Jimmy Breck-McKye

Developing opinions

Sephiroth, the Fake

Final Fantasy VII is about two men who discover they aren’t the heroes they wanted to be. The game is about other things - war, capitalism, ecocide to name a few - but I think how these men address their shame, and compete to overcome it, is its real engine.

I recently replayed the 1997 original as a way of preparing for Remake and Rebirth. I wanted a frame of reference to compare what the remakes got right and wrong. But I also was surprised at how well the original game held up, at the plot details and narrative subtleties I never noticed as a teenager.

And I started asking myself a question - why does Sephiroth lie? Why - exactly - does Sephiroth pretend that Cloud was never a real person? The answer I came to put a new turn on a story I’d long taken for granted.

The Minimalism of Tomb Raider (1996)

Recently I played Tomb Raider 1 for the first time. After I got over the controls and very cheesy voice acting, I was struck by the clarity of its design. The word I want to use is “minimalistic”, but it’s more fundamental than that. “Restrained”, “pure”, “immersive” are other words I could use, but none of them are quite enough to capture what makes this game so great.

TR1 is a little hard to get into as a modern game. The old TR games use tank controls, where you rotate and move Lara relative to her current heading, as opposed to modern 3D games where you move relative to the camera. It felt clunky at first but after a while I really started to grasp its elegance.

The PSOne Crash Bandicoot games are beautiful in 4K

Modern emulator cores like BeetleHW allow you to play old-school PSOne games in new-school high resolution. Games that rely heavily on polygonal graphics, rather than textured graphics, benefit the most. And as a fan of the original Crash Bandicoot games my eyes just popped to see them brought to vivid life on a 4k, widescreen display.

Right click any image + open in new tab for a full sized view. Or view the gallery on imgur.

The real villain of Final Fantasy VIII is History Itself

Final Fantasy VIII is a curious one.

You play a group of teens at a high-school-cum-military academy who spend their days planning prom dates, riding hoverboards and munching hot dogs at the school cafeteria. They’re training to become elite special forces, but have no idea their school is really a front for a millennia-long war against a time-travelling sorceress who wants to destroy all existence.

It gets… strange. You are mortally wounded and impaled in the chest at the end of Disc 1, then awake apparently unharmed. Everyone grew up together in an orphanage but forgot due to Plot Convenient Amnesia (discussed once and then forgotten). You fight a T-Rex in the school gym.

VIII can be maddeningly vague. Just who is Ultimecia, the sorceress from the future, and what does she really want? It’s never satisfyingly explained, nor how the sorceresses came about. There seems to be a link between her and your love interest Rinoa - with tantalising clues and strange allusions - but it’s a lacuna, an absence, like so many elements of FFVIII’s lore.

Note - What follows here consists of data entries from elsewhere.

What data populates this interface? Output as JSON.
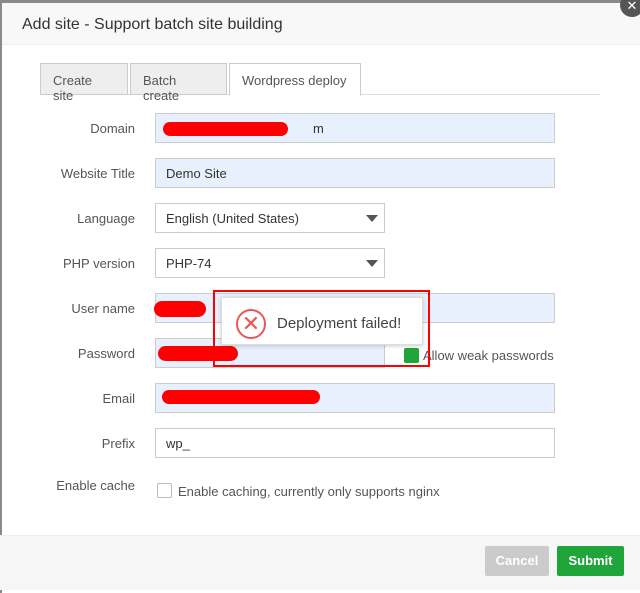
{
  "dialog": {
    "title": "Add site - Support batch site building",
    "close_icon": "close-icon"
  },
  "tabs": [
    {
      "label": "Create site"
    },
    {
      "label": "Batch create"
    },
    {
      "label": "Wordpress deploy",
      "active": true
    }
  ],
  "form": {
    "domain": {
      "label": "Domain",
      "value_visible": "m"
    },
    "website_title": {
      "label": "Website Title",
      "value": "Demo Site"
    },
    "language": {
      "label": "Language",
      "value": "English (United States)"
    },
    "php_version": {
      "label": "PHP version",
      "value": "PHP-74"
    },
    "user_name": {
      "label": "User name"
    },
    "password": {
      "label": "Password",
      "allow_weak": "Allow weak passwords"
    },
    "email": {
      "label": "Email"
    },
    "prefix": {
      "label": "Prefix",
      "value": "wp_"
    },
    "enable_cache": {
      "label": "Enable cache",
      "checkbox_label": "Enable caching, currently only supports nginx"
    }
  },
  "toast": {
    "message": "Deployment failed!",
    "icon": "error-circle-icon"
  },
  "footer": {
    "cancel": "Cancel",
    "submit": "Submit"
  },
  "colors": {
    "submit": "#20a53a",
    "cancel": "#cbcbcb",
    "error": "#e55"
  }
}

But a recent replay changed my mind. In fact: I now think VIII is the smartest and most self aware of the whole series. It has its faults and some bad writing in parts, but I think there’s a way of looking at FFVIII that makes sense out of the game’s weirdness.

I think that if you look at FF8 as a story about stories - a metastory - a structure falls into place. Like the game’s own time travel loop, this structure is a paradox, collapsing and uncollapsing on itself indefinintely. VIII tells a story about stories so dangerous, it has to abandon its own story in disgust.

I want to show you the real strangeness of Final Fantasy VIII.

Playing TimeSplitters: Future Perfect on PC

Like the TimeSplitters series? What if I told you it’s possible to play TimeSplitters 2 and Future Perfect on PC with mouse and keyboard support to boot? All you need is the Dolphin Gamecube emulator and a helpful controller plugin.